power supply for opamp!!!

Discussion in 'The Projects Forum' started by onlyvinod56, Nov 7, 2008.

  1. onlyvinod56

    Thread Starter Active Member

    Oct 14, 2008
    Im having a doubt regarding the power supply of opamp.
    Im using LM324 as a comparator. The circuit is shown in the attachment. (please dont consider the values of the input voltages. randomly i draw the figure)
    Both the inputs are connected through pots.The voltage at the input terminal(sinusoidal voltage) is observed as a rectfied sinusoidal in CRO.
    I used the power supply as +12v & 0v.
    In this forum i observed that in some circuits, the opamps are connected to +15v & -15v. What happens if +15v & 0v is given?
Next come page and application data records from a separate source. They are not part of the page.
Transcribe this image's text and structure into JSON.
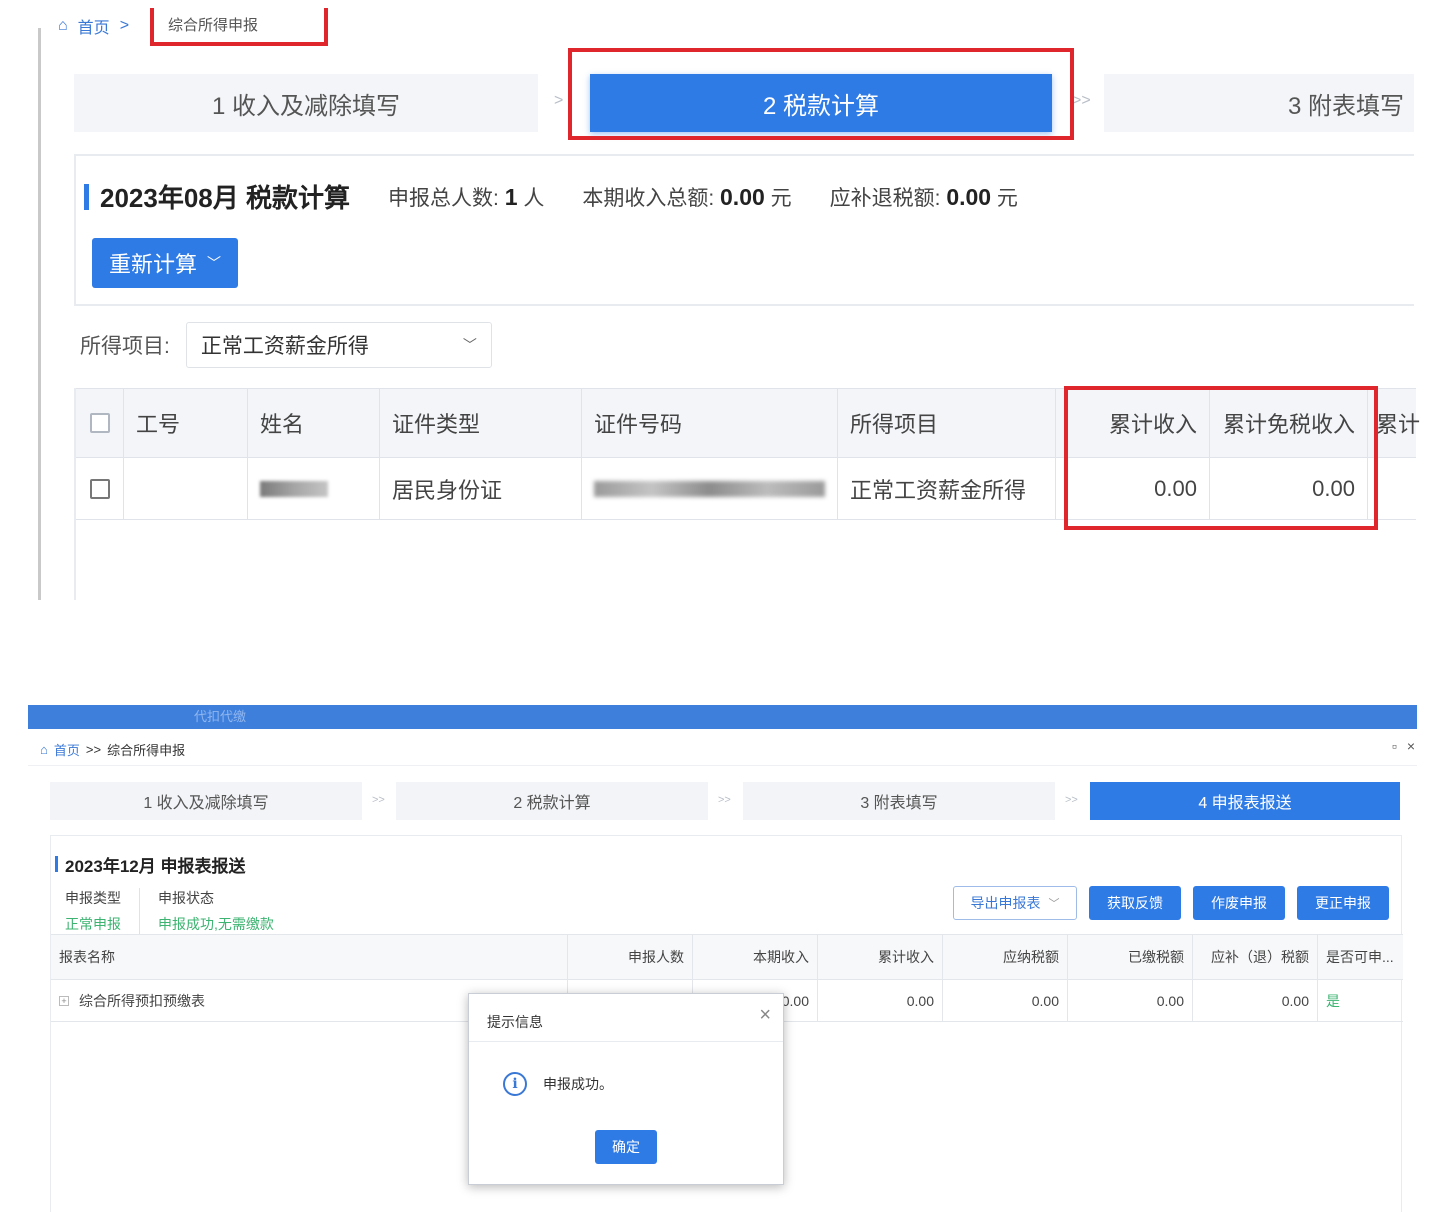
{
  "top": {
    "breadcrumb": {
      "home": "首页",
      "separator": ">",
      "current": "综合所得申报"
    },
    "steps": [
      {
        "label": "1 收入及减除填写"
      },
      {
        "label": "2 税款计算"
      },
      {
        "label": "3 附表填写"
      }
    ],
    "step_arrows": [
      ">",
      ">>"
    ],
    "title": "2023年08月  税款计算",
    "stats": {
      "people_label": "申报总人数:",
      "people_value": "1",
      "people_unit": "人",
      "income_label": "本期收入总额:",
      "income_value": "0.00",
      "income_unit": "元",
      "tax_label": "应补退税额:",
      "tax_value": "0.00",
      "tax_unit": "元"
    },
    "recalc_label": "重新计算",
    "filter": {
      "label": "所得项目:",
      "value": "正常工资薪金所得"
    },
    "table": {
      "headers": [
        "工号",
        "姓名",
        "证件类型",
        "证件号码",
        "所得项目",
        "累计收入",
        "累计免税收入",
        "累计"
      ],
      "rows": [
        {
          "id": "",
          "name": "",
          "id_type": "居民身份证",
          "id_number": "",
          "item": "正常工资薪金所得",
          "cum_income": "0.00",
          "cum_exempt": "0.00"
        }
      ]
    }
  },
  "bottom": {
    "top_band_text": "代扣代缴",
    "breadcrumb": {
      "home": "首页",
      "separator": ">>",
      "current": "综合所得申报"
    },
    "window_buttons": [
      "▫",
      "×"
    ],
    "steps": [
      {
        "label": "1 收入及减除填写"
      },
      {
        "label": "2 税款计算"
      },
      {
        "label": "3 附表填写"
      },
      {
        "label": "4 申报表报送"
      }
    ],
    "step_arrow": ">>",
    "title": "2023年12月  申报表报送",
    "info": {
      "type_label": "申报类型",
      "type_value": "正常申报",
      "status_label": "申报状态",
      "status_value": "申报成功,无需缴款"
    },
    "buttons": {
      "export": "导出申报表",
      "feedback": "获取反馈",
      "void": "作废申报",
      "correct": "更正申报"
    },
    "table": {
      "headers": [
        "报表名称",
        "申报人数",
        "本期收入",
        "累计收入",
        "应纳税额",
        "已缴税额",
        "应补（退）税额",
        "是否可申..."
      ],
      "rows": [
        {
          "name": "综合所得预扣预缴表",
          "people": "",
          "income": "0.00",
          "cum_income": "0.00",
          "tax_due": "0.00",
          "tax_paid": "0.00",
          "refund": "0.00",
          "can_file": "是"
        }
      ]
    },
    "dialog": {
      "title": "提示信息",
      "message": "申报成功。",
      "ok": "确定",
      "info_glyph": "i",
      "close_glyph": "×"
    }
  },
  "colors": {
    "primary": "#2f7be6",
    "highlight_red": "#e0262d",
    "success_green": "#3cb371"
  }
}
Shall i get that rectified voltage?
    Is it mandatory to use +v & -v instead of +v & 0v ?
  2. Audioguru

    New Member

    Dec 20, 2007
    The opamp has a voltage gain of 200,000 at low frequencies. Its max allowed negative input voltage is only 0V for a 741 opamp and -0.3V for an LM324 quad opamp.
    A lousy old 741 opamp won't work when its supply is only 5V.

    Because its voltage gain is so high and because your opamp circvuit does not have negative feedback then if the input of the opamp is not destroyed by having an input voltage too negative then the output at low frequencies will be a max level rectangular-wave.

    If you add negative feedback then a negative voltage to an input resistor will cause the output to go positive and have the same waveshape for half a cycle as the input.
    then the (-) input of the opamp will stay at 0V and not be destroyed.

    Your load resistor is only 5.1 ohms which is a dead short to the output of an opamp that drives a minimum of 2000 ohms.
  3. Audioguru

    New Member

    Dec 20, 2007
    I just noticed that the half-wave signal is the input and not the output.

    But your circuit inverts. Its output is trying to go negative when the input goes positive. It can't go negative without having a negative supply in addition to the positive supply.
  4. SgtWookie


    Jul 17, 2007
    Adding to Audioguru's suggestions...
    R2 and R3 are wired as rheostats rather than potentiometers. A 741 opamp has a rather high input impedance, so your rheostats are having very little effect on the actual voltage levels that the inputs are seeing.

    The good thing is that your R3 may have saved the input of the opamp from certain destruction by limiting the current when the sinewave went below 0 volts.